The cloud high in the stratosphere

Iridium's new satellite constellation, dubbed Iridium NEXT, is almost complete. The eighth and final launch is expected to go by year end via SpaceX, completing the 66 satellite array that will cover every corner of the globe with voice and broadband-speed internet and data service.

With a date of completion in sight, Iridium has been adding new customers ahead of the new service's launch, especially in the Internet of Things (IoT) space. As the only communications provider with global coverage, Iridium can cater to the needs of a diverse customer base ranging from government entities and multinational organizations to the maritime and aviation industries. The company's work on the new CloudConnect service aims to capitalize on IoT growth. According to research from IHS Markit, the number of connected devices around the globe is expected to roughly triple to over 75 billion by 2025.

CloudConnect will make use of AWS, Amazon's hosted cloud-computing platform. It will enable companies building out IoT capabilities on AWS to extend their reach. Iridium CEO Matt Desch explained the service, which will be available in 2019, this way:

Iridium CloudConnect will completely change the speed at which a satellite IoT solution can be deployed and will allow existing AWS customers to keep everything the same on the back end, while opening up the opportunity to quickly expand their coverage. This is a major disruption for satellite IoT. Costs will drop, time to market will speed up, risk will be reduced, and AWS IoT customers that choose Iridium CloudConnect can now enjoy true global connectivity for their solutions. 

An illustration of earth with Iridium's NEXT satellites floating above the surface in space.The text "Iridium CloudConnect powered by AWS" is displayed in the top left corner.

Image source: Iridium Communications.

Why it matters to Iridium, and Amazon, too

CloudConnect and AWS intersect at two fast-growing areas of technology. Amazon got an early lead in cloud when it launched its hosted computing platform a number of years ago. Though AWS was only 34% of total revenue through the first six months of 2018, it generated most of the online retailer's profits.

CloudConnect will give AWS a powerful tool for developers looking for a singular communications platform to handle connected devices. That should help AWS continue to grow and stave off other cloud companies bringing similar offerings to market. The newly inked deal means even more to Iridium, though.

Voice and internet service growth has been modest for Iridium this year, but IoT services have been on a tear. At the end of the second quarter 2018, commercial IoT billable subscribers had grown year over year by 25% to 576,000. Billable government IoT connections grew 20% to 53,000. While updated voice and internet coverage with the NEXT satellites is important, it's these rising IoT connections that will be key to Iridium hitting its growth targets in 2019.

For 2018, total service revenue is on track to increase 12% to 14% over last year.
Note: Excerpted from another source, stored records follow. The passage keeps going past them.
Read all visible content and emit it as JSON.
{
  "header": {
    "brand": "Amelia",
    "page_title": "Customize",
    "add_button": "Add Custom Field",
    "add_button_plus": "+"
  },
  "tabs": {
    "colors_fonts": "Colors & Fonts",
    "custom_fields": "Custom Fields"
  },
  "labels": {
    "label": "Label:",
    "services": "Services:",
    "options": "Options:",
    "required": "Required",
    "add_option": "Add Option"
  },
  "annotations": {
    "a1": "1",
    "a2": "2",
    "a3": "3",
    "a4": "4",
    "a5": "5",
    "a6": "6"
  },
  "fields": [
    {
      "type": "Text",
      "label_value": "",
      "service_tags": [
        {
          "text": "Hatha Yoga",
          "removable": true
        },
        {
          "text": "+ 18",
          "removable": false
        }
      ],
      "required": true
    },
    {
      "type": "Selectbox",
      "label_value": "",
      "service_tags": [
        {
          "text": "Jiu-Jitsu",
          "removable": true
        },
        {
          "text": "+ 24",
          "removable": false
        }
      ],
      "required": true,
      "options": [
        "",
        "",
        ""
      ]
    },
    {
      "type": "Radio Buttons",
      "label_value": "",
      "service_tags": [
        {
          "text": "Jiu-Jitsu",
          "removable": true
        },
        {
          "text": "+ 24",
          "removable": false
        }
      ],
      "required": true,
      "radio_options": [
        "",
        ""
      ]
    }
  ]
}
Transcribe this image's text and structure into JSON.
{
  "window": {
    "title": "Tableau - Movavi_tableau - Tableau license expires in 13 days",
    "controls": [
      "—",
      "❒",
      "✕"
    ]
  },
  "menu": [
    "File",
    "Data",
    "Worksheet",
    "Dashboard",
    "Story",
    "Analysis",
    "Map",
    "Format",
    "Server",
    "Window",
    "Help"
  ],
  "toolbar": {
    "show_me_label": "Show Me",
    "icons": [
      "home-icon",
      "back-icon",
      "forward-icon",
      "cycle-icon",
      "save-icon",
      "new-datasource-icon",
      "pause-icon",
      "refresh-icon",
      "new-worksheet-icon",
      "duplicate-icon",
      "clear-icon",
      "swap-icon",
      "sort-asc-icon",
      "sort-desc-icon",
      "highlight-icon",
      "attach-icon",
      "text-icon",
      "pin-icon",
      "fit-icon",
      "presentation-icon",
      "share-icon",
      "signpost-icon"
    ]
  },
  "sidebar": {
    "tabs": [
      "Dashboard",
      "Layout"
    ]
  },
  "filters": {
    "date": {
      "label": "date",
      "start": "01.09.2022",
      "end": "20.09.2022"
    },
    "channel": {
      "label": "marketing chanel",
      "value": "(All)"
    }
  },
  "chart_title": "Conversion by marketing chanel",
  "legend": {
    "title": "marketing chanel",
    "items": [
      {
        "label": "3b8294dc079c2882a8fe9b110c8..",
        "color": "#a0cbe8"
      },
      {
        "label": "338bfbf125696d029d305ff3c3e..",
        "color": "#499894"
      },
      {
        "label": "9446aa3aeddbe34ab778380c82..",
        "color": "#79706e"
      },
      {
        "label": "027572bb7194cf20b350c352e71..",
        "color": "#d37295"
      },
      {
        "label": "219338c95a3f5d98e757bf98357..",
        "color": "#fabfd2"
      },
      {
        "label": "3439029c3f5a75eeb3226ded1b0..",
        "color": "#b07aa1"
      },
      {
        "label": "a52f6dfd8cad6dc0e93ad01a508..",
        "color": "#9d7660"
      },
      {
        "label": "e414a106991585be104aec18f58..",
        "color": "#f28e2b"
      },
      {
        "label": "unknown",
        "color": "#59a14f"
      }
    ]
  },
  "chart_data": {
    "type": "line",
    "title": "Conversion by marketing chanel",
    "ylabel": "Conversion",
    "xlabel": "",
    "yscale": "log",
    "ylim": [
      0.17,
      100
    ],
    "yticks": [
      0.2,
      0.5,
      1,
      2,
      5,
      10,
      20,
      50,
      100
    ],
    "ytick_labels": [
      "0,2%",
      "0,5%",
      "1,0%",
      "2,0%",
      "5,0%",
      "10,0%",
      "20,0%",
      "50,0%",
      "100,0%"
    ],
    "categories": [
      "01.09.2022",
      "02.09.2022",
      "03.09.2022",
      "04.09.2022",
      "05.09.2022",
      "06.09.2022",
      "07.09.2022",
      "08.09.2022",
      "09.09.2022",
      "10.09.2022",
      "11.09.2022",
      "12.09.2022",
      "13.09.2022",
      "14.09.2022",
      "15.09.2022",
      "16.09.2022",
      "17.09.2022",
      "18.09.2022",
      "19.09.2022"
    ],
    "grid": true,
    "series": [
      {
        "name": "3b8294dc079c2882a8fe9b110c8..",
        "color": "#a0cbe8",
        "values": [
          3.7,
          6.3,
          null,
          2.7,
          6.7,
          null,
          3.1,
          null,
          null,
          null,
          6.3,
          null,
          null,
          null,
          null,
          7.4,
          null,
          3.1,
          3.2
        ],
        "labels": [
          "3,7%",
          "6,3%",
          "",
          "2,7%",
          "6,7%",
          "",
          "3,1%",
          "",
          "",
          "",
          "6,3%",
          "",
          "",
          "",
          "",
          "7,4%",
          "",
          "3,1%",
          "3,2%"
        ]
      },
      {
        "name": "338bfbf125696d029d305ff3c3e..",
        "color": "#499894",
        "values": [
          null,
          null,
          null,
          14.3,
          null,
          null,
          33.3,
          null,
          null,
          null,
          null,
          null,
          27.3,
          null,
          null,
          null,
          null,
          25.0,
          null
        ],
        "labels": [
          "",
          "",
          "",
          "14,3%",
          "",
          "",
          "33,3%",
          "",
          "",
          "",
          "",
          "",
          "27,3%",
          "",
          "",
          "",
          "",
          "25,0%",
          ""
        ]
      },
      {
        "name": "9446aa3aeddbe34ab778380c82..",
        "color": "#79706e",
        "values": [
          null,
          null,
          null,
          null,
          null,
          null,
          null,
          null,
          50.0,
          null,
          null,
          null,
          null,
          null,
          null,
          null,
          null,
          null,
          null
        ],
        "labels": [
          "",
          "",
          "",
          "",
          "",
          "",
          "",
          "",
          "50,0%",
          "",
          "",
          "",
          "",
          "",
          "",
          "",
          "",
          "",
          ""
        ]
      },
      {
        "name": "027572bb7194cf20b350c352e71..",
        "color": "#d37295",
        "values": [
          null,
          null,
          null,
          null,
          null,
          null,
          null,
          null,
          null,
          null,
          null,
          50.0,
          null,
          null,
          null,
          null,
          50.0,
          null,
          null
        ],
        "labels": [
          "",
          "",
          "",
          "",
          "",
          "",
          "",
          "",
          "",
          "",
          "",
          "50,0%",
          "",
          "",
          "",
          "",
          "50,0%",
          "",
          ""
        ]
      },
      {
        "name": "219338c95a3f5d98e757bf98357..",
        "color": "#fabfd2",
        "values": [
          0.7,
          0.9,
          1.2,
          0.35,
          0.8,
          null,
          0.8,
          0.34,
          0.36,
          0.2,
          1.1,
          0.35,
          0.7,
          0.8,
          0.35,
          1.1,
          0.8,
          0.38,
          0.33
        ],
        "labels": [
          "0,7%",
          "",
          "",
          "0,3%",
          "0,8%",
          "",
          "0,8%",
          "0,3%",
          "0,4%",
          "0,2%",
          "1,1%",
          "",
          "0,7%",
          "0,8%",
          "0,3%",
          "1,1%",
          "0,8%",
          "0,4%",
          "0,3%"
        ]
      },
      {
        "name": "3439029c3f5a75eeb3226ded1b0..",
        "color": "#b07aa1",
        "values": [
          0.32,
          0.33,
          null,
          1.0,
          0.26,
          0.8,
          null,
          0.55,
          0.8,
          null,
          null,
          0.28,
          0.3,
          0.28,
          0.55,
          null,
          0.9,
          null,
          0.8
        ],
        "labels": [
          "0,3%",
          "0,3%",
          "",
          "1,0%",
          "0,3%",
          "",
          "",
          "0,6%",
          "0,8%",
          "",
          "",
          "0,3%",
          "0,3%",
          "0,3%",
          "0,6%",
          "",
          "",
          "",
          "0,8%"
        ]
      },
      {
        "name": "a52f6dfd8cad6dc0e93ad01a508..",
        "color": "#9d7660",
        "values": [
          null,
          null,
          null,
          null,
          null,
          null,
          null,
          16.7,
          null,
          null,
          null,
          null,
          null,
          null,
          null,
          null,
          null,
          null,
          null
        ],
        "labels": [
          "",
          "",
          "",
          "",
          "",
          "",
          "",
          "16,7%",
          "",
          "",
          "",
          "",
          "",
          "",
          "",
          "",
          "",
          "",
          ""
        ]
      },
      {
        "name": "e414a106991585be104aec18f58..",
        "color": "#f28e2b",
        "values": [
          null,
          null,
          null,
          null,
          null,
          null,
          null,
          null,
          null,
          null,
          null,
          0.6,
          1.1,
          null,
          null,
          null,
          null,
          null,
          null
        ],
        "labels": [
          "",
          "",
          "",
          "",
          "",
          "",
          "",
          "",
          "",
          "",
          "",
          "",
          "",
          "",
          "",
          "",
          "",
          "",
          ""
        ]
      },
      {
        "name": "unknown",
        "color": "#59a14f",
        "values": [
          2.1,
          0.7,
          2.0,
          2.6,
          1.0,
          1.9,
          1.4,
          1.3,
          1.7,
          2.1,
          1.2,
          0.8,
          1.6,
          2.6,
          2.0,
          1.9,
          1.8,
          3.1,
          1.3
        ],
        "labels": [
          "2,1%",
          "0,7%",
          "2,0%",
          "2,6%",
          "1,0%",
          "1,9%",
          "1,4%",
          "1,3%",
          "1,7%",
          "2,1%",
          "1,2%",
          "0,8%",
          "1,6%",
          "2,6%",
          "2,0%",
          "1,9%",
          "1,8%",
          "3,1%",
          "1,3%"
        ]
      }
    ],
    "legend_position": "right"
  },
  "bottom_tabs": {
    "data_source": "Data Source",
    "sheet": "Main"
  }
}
In 2019, management thinks service revenues will increase to $440 million, another low- to mid-teen percentage rise. That could lead to some big profit gains as expenses from the satellite launches subside and the full-blown services they enable come online.

Of course, all of that remains to be seen, and Iridium Communications remains a risky venture as it operates at a loss from its ambitious satellite upgrades. However, with a new partnership with Amazon and its industry-leading cloud-computing platform, things are looking up for the satcom company.

John Mackey, CEO of Whole Foods Market, an Amazon subsidiary, is a member of The Motley Fool's board of directors. Nicholas Rossolillo and his clients own shares of Iridium Communications. The Motley Fool owns shares of and recommends Amazon. The Motley Fool has a disclosure policy.